Imagine this scenario: Your partner got a fabulous career opportunity with his or her company in a foreign country, and you move the whole family over to start a new life abroad. You’re sitting in a new environment with all the luxuries that you couldn’t afford back home such as a beautiful apartment in a chic part of town, private schools, exotic holidays, memberships to the swanky social clubs, and domestic help. But far from basking, you are feeling depressed, anxious, and isolated among all the trappings.
What Is There To Be Unhappy About?
Just about everything according to expat expert and writer Robin Pascoe. In her book Raising Global Nomads she states, “Few people are willing to shout this out loud, but culture shock and grief are closely related.”
When you relocate to a foreign country, you mourn for your former life just like you’ve lost a loved one. You’ve abandoned your life, family and friends. Nothing around you now is familiar. You miss everybody and everything that once orbited around your last place of residence.
You also left behind your culture and language, which strike a core of your essence, values and perspectives.
I recently conducted a research interview with over 40 expat participants. One of them said, “You feel a loss so deep that it is like you soul is split in two when you move to a new land.”
It is odd to think that you would grieve terribly for the familiarity of places and things in your life you left behind—things both intimate and commonplace such as schools, shops, places of worship, and routine activities.

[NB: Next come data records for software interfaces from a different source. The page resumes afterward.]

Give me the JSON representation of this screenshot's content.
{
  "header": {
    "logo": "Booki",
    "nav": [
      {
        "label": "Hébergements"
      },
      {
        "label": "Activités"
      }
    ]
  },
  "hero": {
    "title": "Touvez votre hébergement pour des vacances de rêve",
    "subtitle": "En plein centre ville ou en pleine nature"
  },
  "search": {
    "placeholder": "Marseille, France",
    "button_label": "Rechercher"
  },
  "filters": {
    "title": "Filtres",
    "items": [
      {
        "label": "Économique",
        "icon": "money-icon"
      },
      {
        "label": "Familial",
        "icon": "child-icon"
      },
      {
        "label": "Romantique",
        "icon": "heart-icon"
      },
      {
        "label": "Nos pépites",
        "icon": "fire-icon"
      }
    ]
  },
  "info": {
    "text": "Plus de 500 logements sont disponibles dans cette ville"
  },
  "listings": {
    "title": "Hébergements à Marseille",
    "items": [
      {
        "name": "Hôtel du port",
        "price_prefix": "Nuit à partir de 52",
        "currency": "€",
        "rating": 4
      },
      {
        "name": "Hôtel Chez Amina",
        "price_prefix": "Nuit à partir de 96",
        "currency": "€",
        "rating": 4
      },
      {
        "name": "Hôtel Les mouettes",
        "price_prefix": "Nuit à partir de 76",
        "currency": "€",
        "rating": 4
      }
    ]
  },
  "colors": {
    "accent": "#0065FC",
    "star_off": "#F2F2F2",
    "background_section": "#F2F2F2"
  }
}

But it happens.
Why Leave If You Knew You’d Be Miserable?
Pascoe says, and I agree, that moving overseas is a life changing, enriching positive experience that shouldn’t be missed given the opportunity.

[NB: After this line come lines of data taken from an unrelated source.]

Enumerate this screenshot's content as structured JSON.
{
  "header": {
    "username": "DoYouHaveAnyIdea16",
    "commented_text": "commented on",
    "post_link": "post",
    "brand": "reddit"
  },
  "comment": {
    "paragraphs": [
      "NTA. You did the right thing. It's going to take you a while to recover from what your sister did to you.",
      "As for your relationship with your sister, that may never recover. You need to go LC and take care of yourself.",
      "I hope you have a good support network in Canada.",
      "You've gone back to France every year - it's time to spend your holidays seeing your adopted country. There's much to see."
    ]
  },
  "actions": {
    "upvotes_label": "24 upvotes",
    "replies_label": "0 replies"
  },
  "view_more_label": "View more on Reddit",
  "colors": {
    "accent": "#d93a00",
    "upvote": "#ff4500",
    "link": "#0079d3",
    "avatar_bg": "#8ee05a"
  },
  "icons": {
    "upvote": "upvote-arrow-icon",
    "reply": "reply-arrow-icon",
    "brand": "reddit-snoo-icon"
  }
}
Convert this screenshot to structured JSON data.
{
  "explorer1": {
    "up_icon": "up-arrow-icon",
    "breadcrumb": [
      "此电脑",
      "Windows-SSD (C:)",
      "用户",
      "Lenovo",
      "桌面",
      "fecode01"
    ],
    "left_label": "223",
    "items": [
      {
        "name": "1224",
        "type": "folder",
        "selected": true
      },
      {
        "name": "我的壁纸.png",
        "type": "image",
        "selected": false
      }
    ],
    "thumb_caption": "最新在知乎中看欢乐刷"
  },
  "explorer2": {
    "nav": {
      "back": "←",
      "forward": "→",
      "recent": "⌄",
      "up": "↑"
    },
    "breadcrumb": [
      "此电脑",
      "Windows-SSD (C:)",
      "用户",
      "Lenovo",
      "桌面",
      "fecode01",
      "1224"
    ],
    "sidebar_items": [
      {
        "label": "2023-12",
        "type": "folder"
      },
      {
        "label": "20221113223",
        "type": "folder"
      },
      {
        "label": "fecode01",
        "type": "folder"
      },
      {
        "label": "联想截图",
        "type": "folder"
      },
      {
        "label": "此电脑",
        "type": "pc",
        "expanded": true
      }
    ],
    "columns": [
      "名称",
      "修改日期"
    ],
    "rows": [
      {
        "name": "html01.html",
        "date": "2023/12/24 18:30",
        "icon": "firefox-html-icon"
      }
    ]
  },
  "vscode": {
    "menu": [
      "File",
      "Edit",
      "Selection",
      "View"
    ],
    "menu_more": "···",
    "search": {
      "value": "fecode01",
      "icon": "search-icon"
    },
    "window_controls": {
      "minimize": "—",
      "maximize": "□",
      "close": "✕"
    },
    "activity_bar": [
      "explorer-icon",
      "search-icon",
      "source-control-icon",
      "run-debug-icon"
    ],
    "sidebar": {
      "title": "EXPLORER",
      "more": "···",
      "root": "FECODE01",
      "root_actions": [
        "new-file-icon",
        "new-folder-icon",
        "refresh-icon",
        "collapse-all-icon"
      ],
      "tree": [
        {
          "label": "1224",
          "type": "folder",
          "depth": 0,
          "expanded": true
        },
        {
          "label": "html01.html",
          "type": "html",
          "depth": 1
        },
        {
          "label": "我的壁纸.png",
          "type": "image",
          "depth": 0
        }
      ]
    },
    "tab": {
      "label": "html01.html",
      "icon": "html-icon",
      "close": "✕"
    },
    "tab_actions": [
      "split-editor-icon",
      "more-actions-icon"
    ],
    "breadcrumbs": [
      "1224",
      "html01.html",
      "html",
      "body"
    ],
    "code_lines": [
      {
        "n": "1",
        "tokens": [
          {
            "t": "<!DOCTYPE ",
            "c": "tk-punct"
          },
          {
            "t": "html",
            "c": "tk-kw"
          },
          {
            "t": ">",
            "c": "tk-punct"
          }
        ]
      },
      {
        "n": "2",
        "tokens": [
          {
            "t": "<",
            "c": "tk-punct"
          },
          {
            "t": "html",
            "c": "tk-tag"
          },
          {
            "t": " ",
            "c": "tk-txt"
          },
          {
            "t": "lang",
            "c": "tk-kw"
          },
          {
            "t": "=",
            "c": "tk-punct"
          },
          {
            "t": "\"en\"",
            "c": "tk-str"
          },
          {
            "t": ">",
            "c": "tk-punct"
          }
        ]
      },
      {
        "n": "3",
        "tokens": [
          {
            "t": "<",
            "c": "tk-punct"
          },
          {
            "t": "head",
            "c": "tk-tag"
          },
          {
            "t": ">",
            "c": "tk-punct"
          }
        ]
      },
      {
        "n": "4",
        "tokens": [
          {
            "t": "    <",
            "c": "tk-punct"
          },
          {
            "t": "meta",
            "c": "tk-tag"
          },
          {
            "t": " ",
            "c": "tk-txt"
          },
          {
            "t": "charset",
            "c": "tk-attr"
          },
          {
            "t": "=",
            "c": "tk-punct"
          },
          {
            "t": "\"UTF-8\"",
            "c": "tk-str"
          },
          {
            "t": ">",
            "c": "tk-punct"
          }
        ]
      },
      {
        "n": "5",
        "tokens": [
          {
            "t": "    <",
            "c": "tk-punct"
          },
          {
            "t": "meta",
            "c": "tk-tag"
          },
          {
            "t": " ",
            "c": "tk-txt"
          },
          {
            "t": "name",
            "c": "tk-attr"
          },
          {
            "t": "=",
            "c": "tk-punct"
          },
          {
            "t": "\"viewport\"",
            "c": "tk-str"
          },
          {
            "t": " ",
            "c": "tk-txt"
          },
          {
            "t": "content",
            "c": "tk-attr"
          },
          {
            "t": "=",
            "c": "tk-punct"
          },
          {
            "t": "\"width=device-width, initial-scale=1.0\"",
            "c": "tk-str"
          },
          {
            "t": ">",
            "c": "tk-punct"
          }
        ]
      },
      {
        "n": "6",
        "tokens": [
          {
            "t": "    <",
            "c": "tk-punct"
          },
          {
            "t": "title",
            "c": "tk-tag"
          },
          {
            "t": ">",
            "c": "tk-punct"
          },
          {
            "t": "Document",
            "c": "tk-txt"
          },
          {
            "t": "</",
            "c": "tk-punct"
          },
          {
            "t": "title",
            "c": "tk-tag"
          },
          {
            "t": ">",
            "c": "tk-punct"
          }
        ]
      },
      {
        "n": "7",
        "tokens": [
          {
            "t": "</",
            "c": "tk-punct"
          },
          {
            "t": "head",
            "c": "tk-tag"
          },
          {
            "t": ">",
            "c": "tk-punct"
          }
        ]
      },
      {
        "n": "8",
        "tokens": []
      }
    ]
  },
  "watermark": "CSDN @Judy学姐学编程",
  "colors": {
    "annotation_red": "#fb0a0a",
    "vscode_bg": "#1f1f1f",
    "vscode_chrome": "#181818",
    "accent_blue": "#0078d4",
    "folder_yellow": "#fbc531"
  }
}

According to grief experts, when you uproot to a new location you have to work through it the grieving process in order to move on and enjoy the benefits of the adventure.
How Can You Say Goodbye To Your Home And Feel Peace Before The Move?
I recently spoke to Annabelle Breuer-Udo, a coaching colleague, who specializes in Leadership and Relationships coaching and is a Process Facilitator, about her recent experience moving from a small town in Germany to Munich and finally to America. Annabelle shared a wonderful process about about letting go of her former home to create a new place of happiness in her adopted city.
Annabelle wrote a gratitude letter to her life experiences in the former town thanking it for what she had experienced and loved about living there. She thanked all the places she used to visit such as cafés, shops and sport clubs stating the positive things they gave her and how she has to now let them go in order to open space for new experiences. Afterwards, she crumbled the letter and threw it in the river.
What Are The Benefits Of Writing A Letter Of Gratitude?
I asked Annabelle how she felt after writing the letter. She said, “It allowed me to create space for new experiences. I came to a state of peace and balance in letting go of the old and opening a place for a new life. I have peace with my decision.”
Writing a farewell letter to your current residence thanking it for the gifts of joy and abundance it gave you before packing up is a great way to work through the emotions of letting go. The benefits are therapeutic which could ease some of the distress that comes with the move. It’s the first step to pave the way for a new adventure.
For some making a new home and diving deep into the new culture come as a welcome change. For others, they feel like lost souls wondering endlessly on a desert island. If you are feeling the latter, it is important to get counseling or coaching with a professional expat coach to work through all the stages of grief.
Over To You
What is your experience with relocating to a new place and saying goodbye to your former residence? I’d love to hear your thoughts and comments.